The Alpine Dachsbracke is not known to suffer from any genetic diseases, though they are prone to back injuries do to their elongated backs. This breed also has a risk for hip dysplasia as well as other musculoskeletal issues – especially if the dog becomes obese.
Used effectively to track wounded deer, this breed could work even in harsh terrain and high altitude. It makes a good companion, although it is primarily a hunter and therefore is kept mostly by hunters. It has a fearless, friendly and intelligent personality. Most Alpine Dachsbrackes are excellent with children and good with dogs and other pets, though they may exhibit a strong prey drive typical of many scent dogs.

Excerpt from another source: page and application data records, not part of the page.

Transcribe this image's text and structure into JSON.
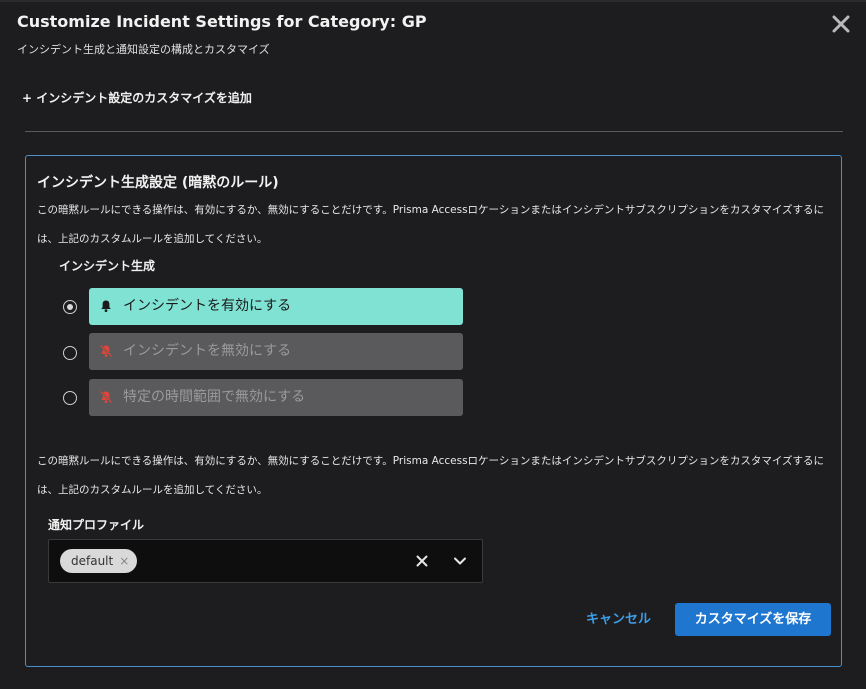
{
  "dialog": {
    "title": "Customize Incident Settings for Category: GP",
    "subtitle": "インシデント生成と通知設定の構成とカスタマイズ",
    "close_icon": "close-icon",
    "add_customization_label": "+ インシデント設定のカスタマイズを追加"
  },
  "panel": {
    "title": "インシデント生成設定 (暗黙のルール)",
    "description": "この暗黙ルールにできる操作は、有効にするか、無効にすることだけです。Prisma Accessロケーションまたはインシデントサブスクリプションをカスタマイズするには、上記のカスタムルールを追加してください。",
    "generation_label": "インシデント生成",
    "options": [
      {
        "label": "インシデントを有効にする",
        "icon": "bell-icon",
        "selected": true
      },
      {
        "label": "インシデントを無効にする",
        "icon": "bell-off-icon",
        "selected": false
      },
      {
        "label": "特定の時間範囲で無効にする",
        "icon": "bell-off-icon",
        "selected": false
      }
    ],
    "description2": "この暗黙ルールにできる操作は、有効にするか、無効にすることだけです。Prisma Accessロケーションまたはインシデントサブスクリプションをカスタマイズするには、上記のカスタムルールを追加してください。",
    "notification_profile_label": "通知プロファイル",
    "notification_profile_tag": "default",
    "cancel_label": "キャンセル",
    "save_label": "カスタマイズを保存"
  },
  "colors": {
    "accent_blue": "#1f76cf",
    "link_blue": "#3d9ee8",
    "enabled_option": "#7fe2d3",
    "disabled_option": "#5a5a5c",
    "bell_off_red": "#e0453a",
    "panel_border": "#4b8fc6"
  }
}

The Alpine Dachsbracke is a lively and hard-working breed that is born to hunt. As such, these dogs have fairly high energy levels and high needs for exercise. With their short legs, you may not expect this breed to achieve great speeds, but the Alpine Dachsbracke is a surprisingly fast runner with excellent stamina.
As you might expect from a hunting breed, the Alpine Dachsbracke is intelligent. This makes training fairly easy, though you do need to keep an eye out for independent or obstinate tendencies. This breed responds well to positive reinforcement training and they love having a job to do, especially if it involves hunting. Training is needed to control this breed’s strong prey drive, though they are generally not aggressive with people or other dogs. This breed does benefit from early socialization, especially if you plan to keep it as a family or household companion.
Developed as a hunting breed, the Alpine Dachsbracke has a fairly strong prey drive so they are likely to chase cats and other small household pets. In terms of temperament, however, this breed is gentle and friendly, though they can become destructive if they don’t get enough physical and mental exercise. The Alpine Dachsbracke can adapt to apartment life with adequate daily exercise and this breed makes a great family companion. This dog is also fairly sociable, so he is likely to get along with other dogs.
Alpine Dachsbrackes, as with the other Bracke, can be dated back to the middle of the 19th century. The Dachsbrache were bred down in size by crossing the larger dogs with Dachshunds. It once was a favorite of German royalty. During the 1880s, Alpine Dachsbrackes accompanied Crown Prince Rudolf of Habsburg on hunting trips to Egypt and Turkey. The Fédération Cynologique Internationale recognizes the Alpine Dachsbracke in Group 6 Scenthounds, Section 2 “Leash Hounds” with the Bavarian Mountain Scenthound (Bayrischer Gebirgsschweisshund, no. 217) and the Hanoverian Scenthound (Hannover’scher Schweisshund, no. 213). The only major kennel club in the English-speaking world to recognise the Alpine Dachsbracke is the United Kennel Club (US) in their Scenthound Group, but they use the Fédération Cynologique Internationale breed standard. The breed is also recognized by a number of minor registries, hunting clubs, and internet-based dog registry businesses.